◆ **Your goal**: Every entry below is to be copied exactly, with nothing left out.

Segment Start: Data for analysis

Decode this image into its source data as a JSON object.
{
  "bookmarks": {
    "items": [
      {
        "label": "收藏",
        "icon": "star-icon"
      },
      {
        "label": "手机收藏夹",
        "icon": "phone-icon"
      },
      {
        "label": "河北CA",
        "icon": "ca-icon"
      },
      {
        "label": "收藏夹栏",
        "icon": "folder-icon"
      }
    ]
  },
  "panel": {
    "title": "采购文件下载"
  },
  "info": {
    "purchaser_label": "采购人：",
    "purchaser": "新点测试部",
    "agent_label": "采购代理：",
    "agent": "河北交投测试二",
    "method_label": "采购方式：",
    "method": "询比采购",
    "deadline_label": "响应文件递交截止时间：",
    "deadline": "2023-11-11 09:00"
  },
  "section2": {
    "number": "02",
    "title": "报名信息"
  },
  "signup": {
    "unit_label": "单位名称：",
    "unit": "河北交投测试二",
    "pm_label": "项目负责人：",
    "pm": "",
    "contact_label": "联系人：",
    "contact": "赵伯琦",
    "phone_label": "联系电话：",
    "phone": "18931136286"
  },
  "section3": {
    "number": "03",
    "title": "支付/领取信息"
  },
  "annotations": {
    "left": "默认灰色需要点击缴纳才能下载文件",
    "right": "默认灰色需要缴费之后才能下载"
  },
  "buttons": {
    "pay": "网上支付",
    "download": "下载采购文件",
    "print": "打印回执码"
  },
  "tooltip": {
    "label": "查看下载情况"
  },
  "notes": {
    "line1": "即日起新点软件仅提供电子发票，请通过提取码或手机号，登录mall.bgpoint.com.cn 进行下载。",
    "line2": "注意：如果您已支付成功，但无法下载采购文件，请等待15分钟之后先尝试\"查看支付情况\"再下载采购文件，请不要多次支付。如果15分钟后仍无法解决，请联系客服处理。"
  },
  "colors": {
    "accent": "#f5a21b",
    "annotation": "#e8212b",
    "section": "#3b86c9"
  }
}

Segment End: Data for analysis

◆ **Exercise answer**:
Decode this image into its source data as a JSON object.
{
  "bookmarks": {
    "items": [
      {
        "label": "收藏",
        "icon": "star-icon"
      },
      {
        "label": "手机收藏夹",
        "icon": "phone-icon"
      },
      {
        "label": "河北CA",
        "icon": "ca-icon"
      },
      {
        "label": "收藏夹栏",
        "icon": "folder-icon"
      }
    ]
  },
  "panel": {
    "title": "采购文件下载"
  },
  "info": {
    "purchaser_label": "采购人：",
    "purchaser": "新点测试部",
    "agent_label": "采购代理：",
    "agent": "河北交投测试二",
    "method_label": "采购方式：",
    "method": "询比采购",
    "deadline_label": "响应文件递交截止时间：",
    "deadline": "2023-11-11 09:00"
  },
  "section2": {
    "number": "02",
    "title": "报名信息"
  },
  "signup": {
    "unit_label": "单位名称：",
    "unit": "河北交投测试二",
    "pm_label": "项目负责人：",
    "pm": "",
    "contact_label": "联系人：",
    "contact": "赵伯琦",
    "phone_label": "联系电话：",
    "phone": "18931136286"
  },
  "section3": {
    "number": "03",
    "title": "支付/领取信息"
  },
  "annotations": {
    "left": "默认灰色需要点击缴纳才能下载文件",
    "right": "默认灰色需要缴费之后才能下载"
  },
  "buttons": {
    "pay": "网上支付",
    "download": "下载采购文件",
    "print": "打印回执码"
  },
  "tooltip": {
    "label": "查看下载情况"
  },
  "notes": {
    "line1": "即日起新点软件仅提供电子发票，请通过提取码或手机号，登录mall.bgpoint.com.cn 进行下载。",
    "line2": "注意：如果您已支付成功，但无法下载采购文件，请等待15分钟之后先尝试\"查看支付情况\"再下载采购文件，请不要多次支付。如果15分钟后仍无法解决，请联系客服处理。"
  },
  "colors": {
    "accent": "#f5a21b",
    "annotation": "#e8212b",
    "section": "#3b86c9"
  }
}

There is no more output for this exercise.